▶ [EXERCISE OBJECTIVE]
Note how many lines in the entries contain the string "Einladungen", then give that number and nothing else.

▶ [DATA IN THIS EXERCISE]
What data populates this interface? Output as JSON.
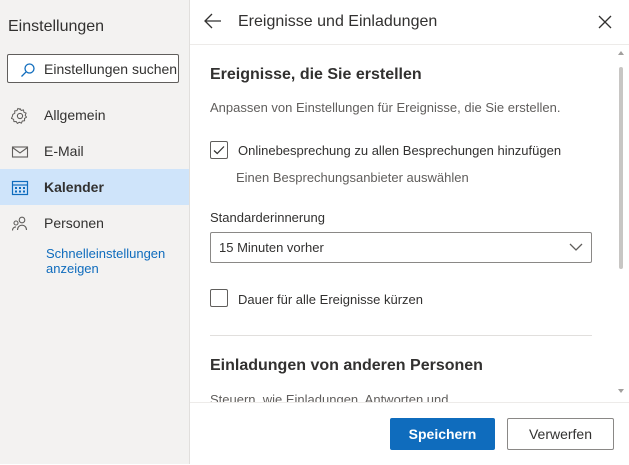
{
  "sidebar": {
    "title": "Einstellungen",
    "search_placeholder": "Einstellungen suchen",
    "items": [
      {
        "label": "Allgemein",
        "icon": "gear-icon",
        "active": false
      },
      {
        "label": "E-Mail",
        "icon": "mail-icon",
        "active": false
      },
      {
        "label": "Kalender",
        "icon": "calendar-icon",
        "active": true
      },
      {
        "label": "Personen",
        "icon": "people-icon",
        "active": false
      }
    ],
    "quick_settings_link": "Schnelleinstellungen anzeigen"
  },
  "panel": {
    "title": "Ereignisse und Einladungen",
    "section1": {
      "title": "Ereignisse, die Sie erstellen",
      "description": "Anpassen von Einstellungen für Ereignisse, die Sie erstellen.",
      "online_meeting_label": "Onlinebesprechung zu allen Besprechungen hinzufügen",
      "online_meeting_checked": true,
      "provider_link": "Einen Besprechungsanbieter auswählen",
      "reminder_label": "Standarderinnerung",
      "reminder_value": "15 Minuten vorher",
      "shorten_label": "Dauer für alle Ereignisse kürzen",
      "shorten_checked": false
    },
    "section2": {
      "title": "Einladungen von anderen Personen",
      "description_partial": "Steuern, wie Einladungen, Antworten und"
    }
  },
  "footer": {
    "save_label": "Speichern",
    "discard_label": "Verwerfen"
  },
  "colors": {
    "accent": "#0f6cbd",
    "active_nav_bg": "#cfe4fa",
    "sidebar_bg": "#f3f2f1"
  }
}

▶ [RESPONSE FOR THIS EXERCISE]
3